Labeling this as “complex grief” is seen by many in psychiatry as “pathologizing” normal life. “Why wouldn’t someone be depressed after the loss of a child?” the critics ask. I would answer by asking who wouldn’t be in pain with a leg amputation, a breech baby, or bone metastases? Is mental pain to be tolerated simply because it should happen? Again: Pain is seen here as natural, even moral because it is part of our common human experience.
In my view, what we’ve learned from grief studies, as well as effective treatments for psychiatric disorders, is that mental pain has an analogous role to physical pain. It signals that something is wrong; perhaps very wrong. But that is all. By itself, it adds nothing to our well-being and thus we need not endure it.
Pain is, however, part of life and in tolerable amounts — along with worthwhile experience — is worth pushing through (many areas of personal growth, such as physical training or becoming a better parent or spouse, have this characteristic). There is no panacea for treating pain, mental or physical (the opioid crisis is testament to this, although the problems there have been with excessive doses in chronic, non-severe pain). Therefore, the best way to care for our pain, severe or not, is an open question.
We can now treat much intense mental pain with specific psychotherapies and medication for anxiety, sleep, depression, and other problems. I advocate for medication when significant and/or disabling mental pain arises. Additionally, we must consider the lessons learned about claiming that pain has a special role within nature, or our moral lives. I submit that any such claims be regarded with suspicion.
There will, of course, be many gray areas: child-rearing, physical training, and character development immediately come to mind. In each case the goal must be clear. Some pain may be part of the path to our goal, but it must be not detachable from your goals. For example, discomfort or strain (forms of modest amounts of pain) is necessary in exercising.

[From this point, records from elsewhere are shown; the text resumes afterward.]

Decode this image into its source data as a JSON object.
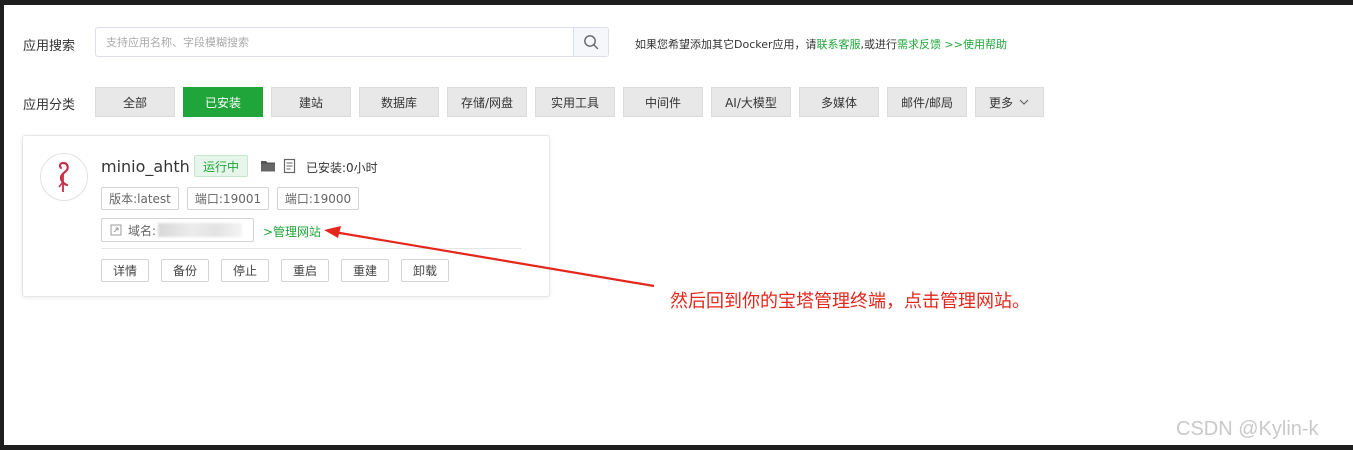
{
  "search": {
    "label": "应用搜索",
    "placeholder": "支持应用名称、字段模糊搜索",
    "icon": "search-icon"
  },
  "help": {
    "prefix": "如果您希望添加其它Docker应用，请",
    "contact_link": "联系客服",
    "middle": ",或进行",
    "feedback_link": "需求反馈",
    "help_link": " >>使用帮助"
  },
  "categories": {
    "label": "应用分类",
    "items": [
      "全部",
      "已安装",
      "建站",
      "数据库",
      "存储/网盘",
      "实用工具",
      "中间件",
      "AI/大模型",
      "多媒体",
      "邮件/邮局",
      "更多"
    ],
    "active": "已安装"
  },
  "app": {
    "name": "minio_ahth",
    "status": "运行中",
    "installed_time": "已安装:0小时",
    "version_tag": "版本:latest",
    "port_tag_1": "端口:19001",
    "port_tag_2": "端口:19000",
    "domain_label": "域名:",
    "manage_link": ">管理网站",
    "actions": [
      "详情",
      "备份",
      "停止",
      "重启",
      "重建",
      "卸载"
    ]
  },
  "annotation": {
    "text": "然后回到你的宝塔管理终端，点击管理网站。",
    "color": "#e4261c"
  },
  "watermark": "CSDN @Kylin-k",
  "colors": {
    "accent": "#20a53a",
    "annotation": "#e4261c"
  }
}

Lastly, there is a larger meaning of mental pain: We are united in our inability to avoid it. In this one way we are inescapably together. We share the existential meaning of just how breakable we and the worlds we live in are. Only by cultivating our connections to one another, can we reap any benefit from the universal human experience of mental suffering.